Aim of the task
From the entries below, copy out all lines holding "JSON".

Provided data
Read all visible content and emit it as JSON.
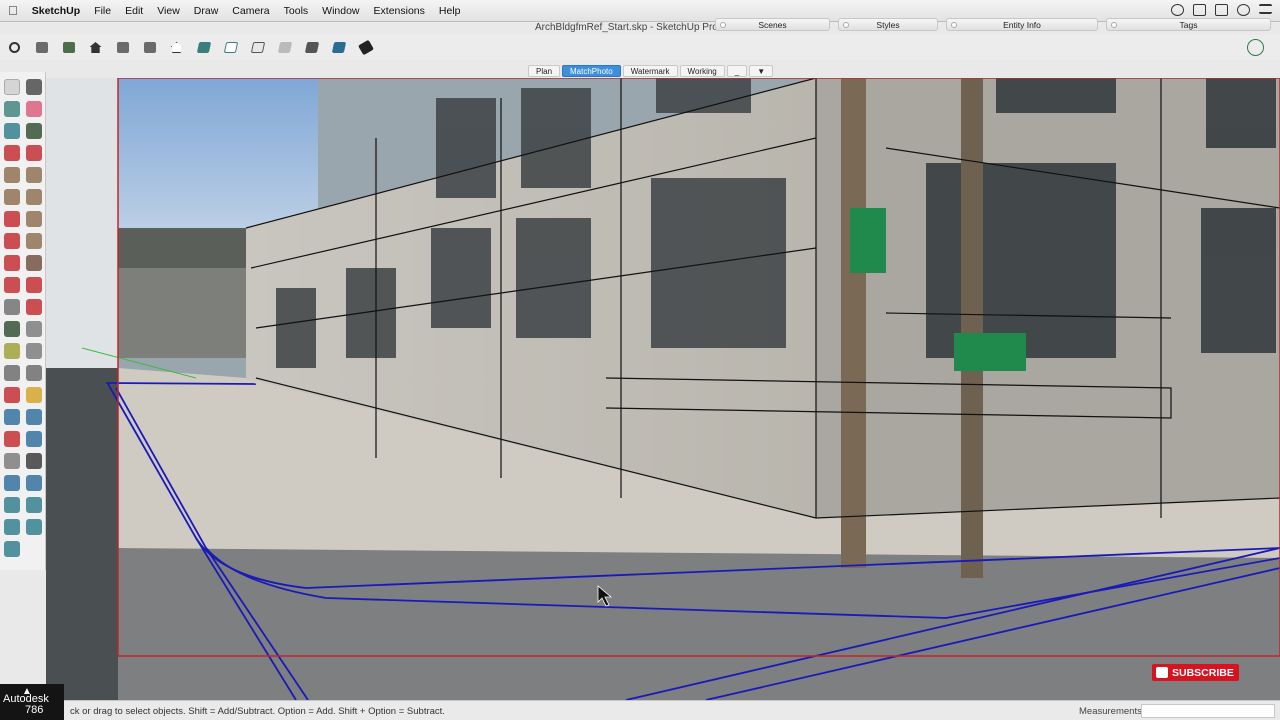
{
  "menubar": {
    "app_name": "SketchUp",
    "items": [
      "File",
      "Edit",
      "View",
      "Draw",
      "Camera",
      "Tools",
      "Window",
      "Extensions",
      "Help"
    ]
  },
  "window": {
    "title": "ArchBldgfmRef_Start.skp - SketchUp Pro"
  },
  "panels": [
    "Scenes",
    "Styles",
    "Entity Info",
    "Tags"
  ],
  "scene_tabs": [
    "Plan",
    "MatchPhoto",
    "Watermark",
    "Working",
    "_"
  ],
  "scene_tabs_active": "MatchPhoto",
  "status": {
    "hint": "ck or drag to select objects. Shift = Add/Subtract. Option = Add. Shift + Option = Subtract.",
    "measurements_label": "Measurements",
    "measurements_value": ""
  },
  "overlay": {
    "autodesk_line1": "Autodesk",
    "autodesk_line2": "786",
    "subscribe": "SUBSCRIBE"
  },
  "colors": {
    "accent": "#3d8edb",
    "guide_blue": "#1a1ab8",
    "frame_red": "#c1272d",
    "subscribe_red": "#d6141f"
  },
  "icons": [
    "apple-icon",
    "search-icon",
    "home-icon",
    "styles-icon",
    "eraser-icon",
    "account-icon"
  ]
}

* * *

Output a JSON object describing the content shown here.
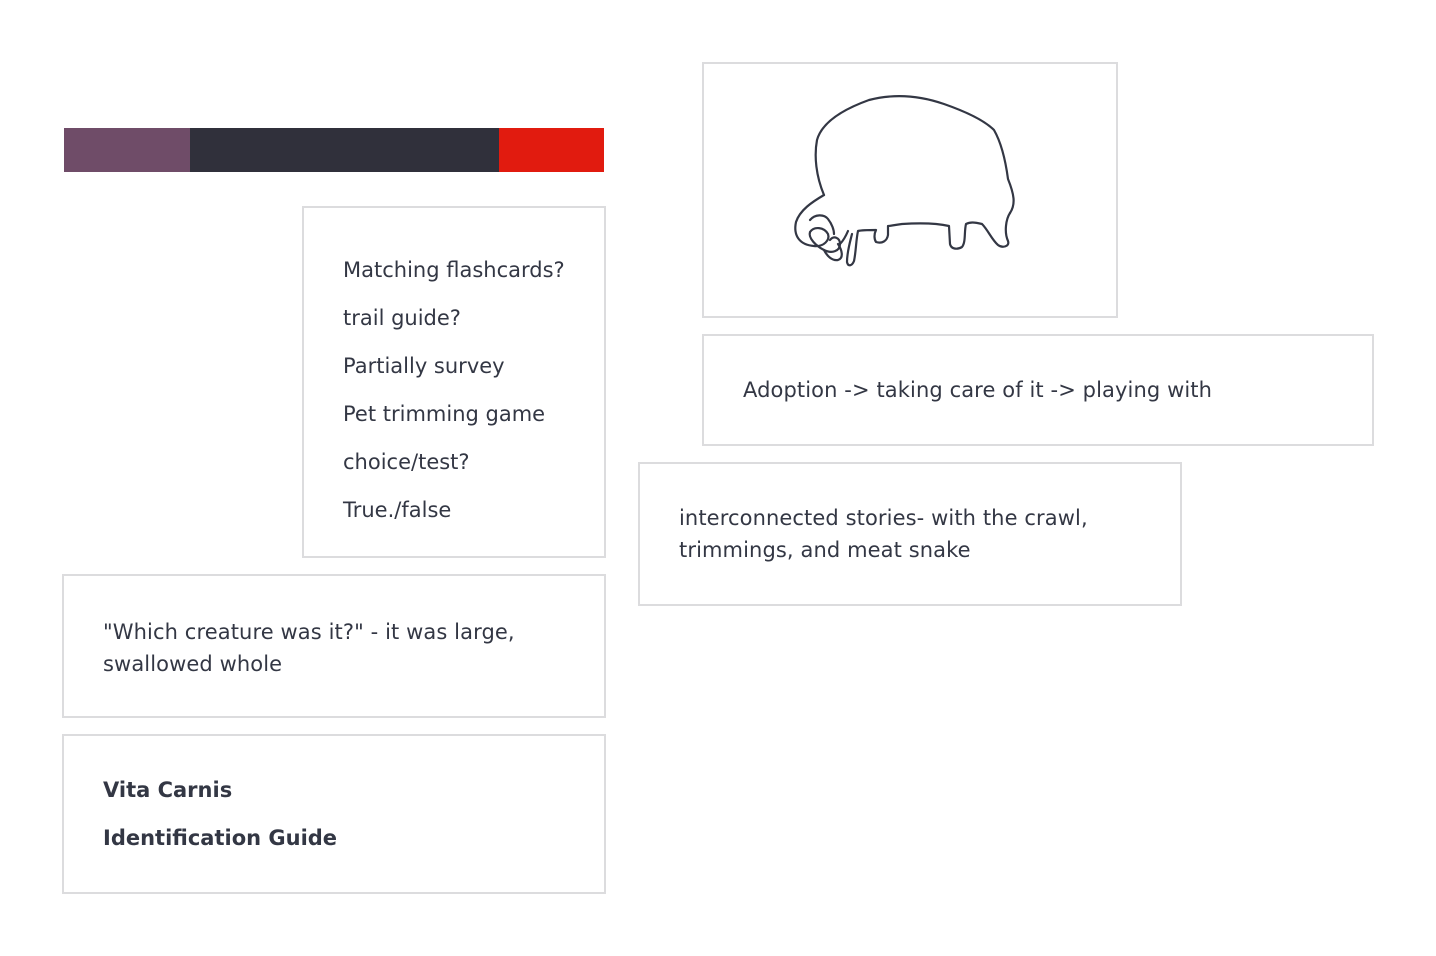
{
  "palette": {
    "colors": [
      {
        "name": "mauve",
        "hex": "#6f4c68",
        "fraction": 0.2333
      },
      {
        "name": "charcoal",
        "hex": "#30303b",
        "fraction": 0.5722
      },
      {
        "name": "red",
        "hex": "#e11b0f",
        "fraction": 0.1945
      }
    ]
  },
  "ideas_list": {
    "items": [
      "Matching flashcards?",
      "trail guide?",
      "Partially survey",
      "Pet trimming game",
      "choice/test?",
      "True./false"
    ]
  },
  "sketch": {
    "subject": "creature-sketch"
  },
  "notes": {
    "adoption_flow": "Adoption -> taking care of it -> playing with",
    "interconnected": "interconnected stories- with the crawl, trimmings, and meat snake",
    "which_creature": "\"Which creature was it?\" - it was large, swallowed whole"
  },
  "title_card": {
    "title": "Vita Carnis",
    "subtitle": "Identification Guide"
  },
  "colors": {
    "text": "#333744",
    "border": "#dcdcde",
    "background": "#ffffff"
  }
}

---

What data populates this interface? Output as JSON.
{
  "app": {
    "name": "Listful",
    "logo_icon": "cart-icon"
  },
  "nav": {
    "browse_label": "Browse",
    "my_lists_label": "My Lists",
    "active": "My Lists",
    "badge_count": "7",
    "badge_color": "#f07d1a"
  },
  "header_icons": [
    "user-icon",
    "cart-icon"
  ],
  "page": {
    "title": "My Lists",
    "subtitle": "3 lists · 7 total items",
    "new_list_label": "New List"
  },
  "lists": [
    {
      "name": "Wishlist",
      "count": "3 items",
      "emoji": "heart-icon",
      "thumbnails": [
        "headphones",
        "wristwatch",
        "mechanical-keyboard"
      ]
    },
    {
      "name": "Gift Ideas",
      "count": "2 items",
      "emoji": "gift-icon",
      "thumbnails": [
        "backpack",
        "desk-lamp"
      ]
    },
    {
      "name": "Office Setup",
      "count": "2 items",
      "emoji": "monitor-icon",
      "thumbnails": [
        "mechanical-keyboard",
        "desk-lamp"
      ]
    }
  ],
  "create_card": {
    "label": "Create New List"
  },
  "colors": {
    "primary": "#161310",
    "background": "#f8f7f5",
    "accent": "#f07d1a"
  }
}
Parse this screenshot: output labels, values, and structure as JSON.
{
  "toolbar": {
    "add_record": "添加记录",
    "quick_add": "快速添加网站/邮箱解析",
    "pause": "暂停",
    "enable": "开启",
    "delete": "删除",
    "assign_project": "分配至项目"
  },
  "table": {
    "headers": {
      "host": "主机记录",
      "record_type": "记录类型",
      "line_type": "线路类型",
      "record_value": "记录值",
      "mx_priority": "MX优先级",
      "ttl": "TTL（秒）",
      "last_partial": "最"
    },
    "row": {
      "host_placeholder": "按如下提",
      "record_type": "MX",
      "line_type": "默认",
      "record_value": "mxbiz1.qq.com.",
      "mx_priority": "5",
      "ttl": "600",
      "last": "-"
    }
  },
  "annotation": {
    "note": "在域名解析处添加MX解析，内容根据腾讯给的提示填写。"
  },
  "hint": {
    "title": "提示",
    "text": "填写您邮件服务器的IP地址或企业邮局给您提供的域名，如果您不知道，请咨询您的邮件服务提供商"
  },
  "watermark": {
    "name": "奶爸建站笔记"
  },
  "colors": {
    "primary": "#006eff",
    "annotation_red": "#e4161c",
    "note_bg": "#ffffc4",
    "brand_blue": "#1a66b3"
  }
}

Your solution
Read all visible content and emit it as JSON.
Output a JSON object describing the content shown here.
What data populates this interface? Output as JSON.
Parse this screenshot: output labels, values, and structure as JSON.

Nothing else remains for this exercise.